– First, there is an (again, in my view) entirely unfair argument doing the rounds that goes something like this: “because our faith is ‘all about Jesus,’ the rest of the Scriptures should be subordinate to the four Gospels and everything we read in the OT/Paul/Peter and so on should be read through the lens of Jesus’ teaching in Matthew, Mark, Luke and John.” I have massive problems with this for the following reasons. First, it fails to take into account that Jesus speaks through the whole Bible. It is HIM who is encouraging the churches (through Paul) in the epistles; it is HIM who is leading the Israelites through the desert in Exodus. Second, Jesus himself acknowledged on many occasions during his earthly ministry that he was unable/unwilling to speak the full truth for political and spiritual reasons. The whole tone of his teaching (paraphrased) is: “I’m trying to teach you guys the way but you are too slow and not yet ready to understand and it’s dangerous for me to speak out publicly; the helper will come after I’ve gone to lead you into all truth.” It’s very cloak and dagger, it’s not open. To bring this (clumsily) around to our question, who is Jesus? Answer: he is a physical embodiment of God’s message to us. He is God’s voice, God’s word, God’s message and he speaks through the whole Bible.

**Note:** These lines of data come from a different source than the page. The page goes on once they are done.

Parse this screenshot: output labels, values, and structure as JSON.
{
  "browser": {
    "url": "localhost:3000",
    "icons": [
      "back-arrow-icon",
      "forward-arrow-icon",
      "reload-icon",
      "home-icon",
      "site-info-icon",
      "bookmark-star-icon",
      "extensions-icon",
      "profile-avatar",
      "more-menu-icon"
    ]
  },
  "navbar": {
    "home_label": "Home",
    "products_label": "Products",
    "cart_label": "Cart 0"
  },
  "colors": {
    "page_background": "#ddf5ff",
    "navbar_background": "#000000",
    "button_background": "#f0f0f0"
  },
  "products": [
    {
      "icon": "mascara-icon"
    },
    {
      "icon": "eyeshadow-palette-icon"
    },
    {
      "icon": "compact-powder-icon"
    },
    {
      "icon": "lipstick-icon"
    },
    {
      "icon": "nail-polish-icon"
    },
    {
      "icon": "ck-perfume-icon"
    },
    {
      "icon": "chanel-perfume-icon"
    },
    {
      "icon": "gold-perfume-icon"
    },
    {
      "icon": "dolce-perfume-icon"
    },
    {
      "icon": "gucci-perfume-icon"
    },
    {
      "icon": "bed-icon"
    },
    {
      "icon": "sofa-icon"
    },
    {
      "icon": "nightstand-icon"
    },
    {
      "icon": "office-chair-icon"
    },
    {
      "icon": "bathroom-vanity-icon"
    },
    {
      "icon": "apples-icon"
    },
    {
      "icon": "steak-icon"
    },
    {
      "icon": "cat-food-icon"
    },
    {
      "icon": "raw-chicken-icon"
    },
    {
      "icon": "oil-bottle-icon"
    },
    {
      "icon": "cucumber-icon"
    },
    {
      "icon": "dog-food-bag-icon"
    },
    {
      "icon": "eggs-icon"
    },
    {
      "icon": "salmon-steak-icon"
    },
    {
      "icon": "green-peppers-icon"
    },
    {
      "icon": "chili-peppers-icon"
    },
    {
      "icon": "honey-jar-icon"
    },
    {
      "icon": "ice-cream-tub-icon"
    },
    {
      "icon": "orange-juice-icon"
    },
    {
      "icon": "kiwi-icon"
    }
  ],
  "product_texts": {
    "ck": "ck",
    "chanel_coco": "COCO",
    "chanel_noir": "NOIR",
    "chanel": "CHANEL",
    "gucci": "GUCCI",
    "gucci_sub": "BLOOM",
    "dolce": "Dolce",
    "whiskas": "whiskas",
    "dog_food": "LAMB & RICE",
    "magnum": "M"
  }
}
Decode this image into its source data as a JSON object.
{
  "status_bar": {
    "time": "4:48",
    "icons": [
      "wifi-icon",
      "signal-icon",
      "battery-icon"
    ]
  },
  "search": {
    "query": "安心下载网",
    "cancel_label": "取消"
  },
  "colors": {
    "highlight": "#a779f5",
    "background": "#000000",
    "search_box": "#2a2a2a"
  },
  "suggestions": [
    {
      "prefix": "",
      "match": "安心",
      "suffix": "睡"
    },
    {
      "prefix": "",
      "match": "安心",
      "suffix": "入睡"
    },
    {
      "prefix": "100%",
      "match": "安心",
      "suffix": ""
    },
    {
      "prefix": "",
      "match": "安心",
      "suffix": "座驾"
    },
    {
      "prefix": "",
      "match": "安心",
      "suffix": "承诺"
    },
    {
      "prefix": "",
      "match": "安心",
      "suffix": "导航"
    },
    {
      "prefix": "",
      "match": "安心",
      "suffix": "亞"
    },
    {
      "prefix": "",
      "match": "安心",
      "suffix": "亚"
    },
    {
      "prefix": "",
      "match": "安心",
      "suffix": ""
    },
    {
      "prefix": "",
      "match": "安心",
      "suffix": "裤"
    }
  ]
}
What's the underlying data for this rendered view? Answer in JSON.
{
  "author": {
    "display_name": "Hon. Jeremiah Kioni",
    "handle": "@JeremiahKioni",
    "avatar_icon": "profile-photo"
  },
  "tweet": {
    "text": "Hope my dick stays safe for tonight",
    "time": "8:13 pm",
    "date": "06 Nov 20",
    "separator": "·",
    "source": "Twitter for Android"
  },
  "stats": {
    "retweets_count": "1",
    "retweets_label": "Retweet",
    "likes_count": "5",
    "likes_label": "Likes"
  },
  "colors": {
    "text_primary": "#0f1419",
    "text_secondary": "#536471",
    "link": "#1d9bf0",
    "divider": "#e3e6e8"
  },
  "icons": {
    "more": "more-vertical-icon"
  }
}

– Along with this goes the idea that: “Jesus was really nice and accepting and gracious, so anything in the Bible which doesn’t seem (to us) to fit that mold has to be thrown out.” Again, this is in my view wrong. First, he was much more multi-faceted than that. His teaching is sometimes very judgmental and sharp; he condemns nearly as much as he forgives; and (as I keep saying) when we see him in the Book of Revelation, he is a frankly terrifying prospect. John falls on the ground as if dead when he sees him. Now I’m not saying we should be terrified of Jesus; his first words to John after this incident are “Do not be afraid.” But in the ‘letters to the churches’ that follow in Revelation he is as critical as he is loving of his people. I’m just keen that we see and present Jesus for ALL he is. He is a friend, a saviour, a servant. But he is also (and the Bible says this again and again and again) God’s appointed judge over us. So he should be revered. To answer our question, who is Jesus? He is also God’s moral yardstick who will judge the world ultimately.
– Last, I feel that many people try and impose a political agenda on Jesus, either from the Right or from the Left. The truth is that he is entirely and fascinatingly apolitical and refused to get involved in all that. As he taught, he ‘came to seek and save that which was lost.’ And as Paul said: ‘here’s a trustworthy saying, Christ came into the world to save sinners.’ He came to save us from our mistakes (sins). That’s what he was about. This explains those bizarre occasions when he heals people of physical problems and then says to them: “your sins are forgiven.” You might say: “the guy couldn’t walk; this has nothing to do with sin.” But Jesus knows our most important need: forgiveness. Again in Paul: ‘God rescued us and brought us into the kingdom of his Son, in whom we have redemption, the forgiveness of sins.’ What is salvation? (a question for another podcast) It is forgiveness. Who offers it? Jesus. So our question, who is Jesus? He is God’s Rescuer, sent to rescue us from our troubles.
Now I know I may have strayed here into ‘What does Jesus do?’ rather than purely ‘Who is Jesus?’ but I would suggest it is difficult to separate the two, simply because the Bible writers rarely do. But nevertheless, three more answers: Who is Jesus? 1.) He is God’s message. 2.) He is God’s judge 3.) He is God’s Saviour.